[TASK BRIEF]:
Give every line below again, exactly.

[Records excerpted from a collection]:
□ □ □ □ □ □ □

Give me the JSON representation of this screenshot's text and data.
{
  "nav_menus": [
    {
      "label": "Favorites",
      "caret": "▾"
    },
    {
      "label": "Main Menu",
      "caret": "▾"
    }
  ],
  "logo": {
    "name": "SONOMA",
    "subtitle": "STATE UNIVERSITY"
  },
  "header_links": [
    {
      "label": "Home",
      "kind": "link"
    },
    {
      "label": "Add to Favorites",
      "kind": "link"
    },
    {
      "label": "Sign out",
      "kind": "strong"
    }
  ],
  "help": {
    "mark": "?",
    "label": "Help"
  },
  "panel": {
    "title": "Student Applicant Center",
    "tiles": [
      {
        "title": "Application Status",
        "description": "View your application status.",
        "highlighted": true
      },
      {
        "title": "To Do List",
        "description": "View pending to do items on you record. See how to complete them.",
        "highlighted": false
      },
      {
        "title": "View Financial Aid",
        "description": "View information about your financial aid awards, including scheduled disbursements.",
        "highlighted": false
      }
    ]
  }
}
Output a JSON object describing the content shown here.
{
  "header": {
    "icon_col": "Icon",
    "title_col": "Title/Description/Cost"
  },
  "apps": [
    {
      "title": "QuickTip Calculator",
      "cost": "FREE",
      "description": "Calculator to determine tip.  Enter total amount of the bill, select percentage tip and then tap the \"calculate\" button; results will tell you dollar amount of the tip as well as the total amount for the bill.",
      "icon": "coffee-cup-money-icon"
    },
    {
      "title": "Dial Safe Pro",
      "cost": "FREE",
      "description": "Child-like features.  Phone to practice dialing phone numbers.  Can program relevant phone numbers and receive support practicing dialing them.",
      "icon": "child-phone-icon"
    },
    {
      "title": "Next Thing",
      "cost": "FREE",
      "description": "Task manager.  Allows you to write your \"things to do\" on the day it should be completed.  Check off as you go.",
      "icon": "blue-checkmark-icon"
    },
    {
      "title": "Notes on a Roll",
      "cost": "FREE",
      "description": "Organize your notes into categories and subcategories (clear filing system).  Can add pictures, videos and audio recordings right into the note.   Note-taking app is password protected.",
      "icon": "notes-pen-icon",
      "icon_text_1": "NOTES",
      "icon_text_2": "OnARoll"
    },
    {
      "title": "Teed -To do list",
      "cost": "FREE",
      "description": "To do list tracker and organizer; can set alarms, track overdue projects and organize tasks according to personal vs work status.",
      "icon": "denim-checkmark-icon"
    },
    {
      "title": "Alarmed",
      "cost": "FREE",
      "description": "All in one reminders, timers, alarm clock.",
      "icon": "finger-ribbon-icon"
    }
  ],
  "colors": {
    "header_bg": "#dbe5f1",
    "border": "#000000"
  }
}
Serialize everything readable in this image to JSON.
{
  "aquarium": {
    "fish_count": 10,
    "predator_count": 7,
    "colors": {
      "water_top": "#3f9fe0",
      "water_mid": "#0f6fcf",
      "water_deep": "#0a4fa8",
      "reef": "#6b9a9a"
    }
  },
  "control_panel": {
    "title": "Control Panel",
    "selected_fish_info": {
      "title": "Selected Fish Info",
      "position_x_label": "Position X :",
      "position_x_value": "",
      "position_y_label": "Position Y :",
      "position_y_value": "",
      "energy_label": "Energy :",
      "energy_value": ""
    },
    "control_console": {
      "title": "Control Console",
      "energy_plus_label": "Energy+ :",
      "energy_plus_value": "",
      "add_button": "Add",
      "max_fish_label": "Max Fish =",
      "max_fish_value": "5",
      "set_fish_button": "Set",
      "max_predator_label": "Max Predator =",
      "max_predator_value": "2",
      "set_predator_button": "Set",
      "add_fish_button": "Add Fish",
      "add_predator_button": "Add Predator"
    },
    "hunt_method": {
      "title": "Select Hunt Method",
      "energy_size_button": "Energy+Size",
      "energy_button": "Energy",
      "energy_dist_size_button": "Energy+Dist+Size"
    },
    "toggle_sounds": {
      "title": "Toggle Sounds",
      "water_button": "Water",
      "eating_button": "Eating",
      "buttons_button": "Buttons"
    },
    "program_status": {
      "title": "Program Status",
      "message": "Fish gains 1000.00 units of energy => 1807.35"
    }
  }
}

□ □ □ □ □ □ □

[ANSWER BOX]:
Give me the JSON representation of this screenshot's text and data.
{
  "nav_menus": [
    {
      "label": "Favorites",
      "caret": "▾"
    },
    {
      "label": "Main Menu",
      "caret": "▾"
    }
  ],
  "logo": {
    "name": "SONOMA",
    "subtitle": "STATE UNIVERSITY"
  },
  "header_links": [
    {
      "label": "Home",
      "kind": "link"
    },
    {
      "label": "Add to Favorites",
      "kind": "link"
    },
    {
      "label": "Sign out",
      "kind": "strong"
    }
  ],
  "help": {
    "mark": "?",
    "label": "Help"
  },
  "panel": {
    "title": "Student Applicant Center",
    "tiles": [
      {
        "title": "Application Status",
        "description": "View your application status.",
        "highlighted": true
      },
      {
        "title": "To Do List",
        "description": "View pending to do items on you record. See how to complete them.",
        "highlighted": false
      },
      {
        "title": "View Financial Aid",
        "description": "View information about your financial aid awards, including scheduled disbursements.",
        "highlighted": false
      }
    ]
  }
}
Output a JSON object describing the content shown here.
{
  "header": {
    "icon_col": "Icon",
    "title_col": "Title/Description/Cost"
  },
  "apps": [
    {
      "title": "QuickTip Calculator",
      "cost": "FREE",
      "description": "Calculator to determine tip.  Enter total amount of the bill, select percentage tip and then tap the \"calculate\" button; results will tell you dollar amount of the tip as well as the total amount for the bill.",
      "icon": "coffee-cup-money-icon"
    },
    {
      "title": "Dial Safe Pro",
      "cost": "FREE",
      "description": "Child-like features.  Phone to practice dialing phone numbers.  Can program relevant phone numbers and receive support practicing dialing them.",
      "icon": "child-phone-icon"
    },
    {
      "title": "Next Thing",
      "cost": "FREE",
      "description": "Task manager.  Allows you to write your \"things to do\" on the day it should be completed.  Check off as you go.",
      "icon": "blue-checkmark-icon"
    },
    {
      "title": "Notes on a Roll",
      "cost": "FREE",
      "description": "Organize your notes into categories and subcategories (clear filing system).  Can add pictures, videos and audio recordings right into the note.   Note-taking app is password protected.",
      "icon": "notes-pen-icon",
      "icon_text_1": "NOTES",
      "icon_text_2": "OnARoll"
    },
    {
      "title": "Teed -To do list",
      "cost": "FREE",
      "description": "To do list tracker and organizer; can set alarms, track overdue projects and organize tasks according to personal vs work status.",
      "icon": "denim-checkmark-icon"
    },
    {
      "title": "Alarmed",
      "cost": "FREE",
      "description": "All in one reminders, timers, alarm clock.",
      "icon": "finger-ribbon-icon"
    }
  ],
  "colors": {
    "header_bg": "#dbe5f1",
    "border": "#000000"
  }
}
Serialize everything readable in this image to JSON.
{
  "aquarium": {
    "fish_count": 10,
    "predator_count": 7,
    "colors": {
      "water_top": "#3f9fe0",
      "water_mid": "#0f6fcf",
      "water_deep": "#0a4fa8",
      "reef": "#6b9a9a"
    }
  },
  "control_panel": {
    "title": "Control Panel",
    "selected_fish_info": {
      "title": "Selected Fish Info",
      "position_x_label": "Position X :",
      "position_x_value": "",
      "position_y_label": "Position Y :",
      "position_y_value": "",
      "energy_label": "Energy :",
      "energy_value": ""
    },
    "control_console": {
      "title": "Control Console",
      "energy_plus_label": "Energy+ :",
      "energy_plus_value": "",
      "add_button": "Add",
      "max_fish_label": "Max Fish =",
      "max_fish_value": "5",
      "set_fish_button": "Set",
      "max_predator_label": "Max Predator =",
      "max_predator_value": "2",
      "set_predator_button": "Set",
      "add_fish_button": "Add Fish",
      "add_predator_button": "Add Predator"
    },
    "hunt_method": {
      "title": "Select Hunt Method",
      "energy_size_button": "Energy+Size",
      "energy_button": "Energy",
      "energy_dist_size_button": "Energy+Dist+Size"
    },
    "toggle_sounds": {
      "title": "Toggle Sounds",
      "water_button": "Water",
      "eating_button": "Eating",
      "buttons_button": "Buttons"
    },
    "program_status": {
      "title": "Program Status",
      "message": "Fish gains 1000.00 units of energy => 1807.35"
    }
  }
}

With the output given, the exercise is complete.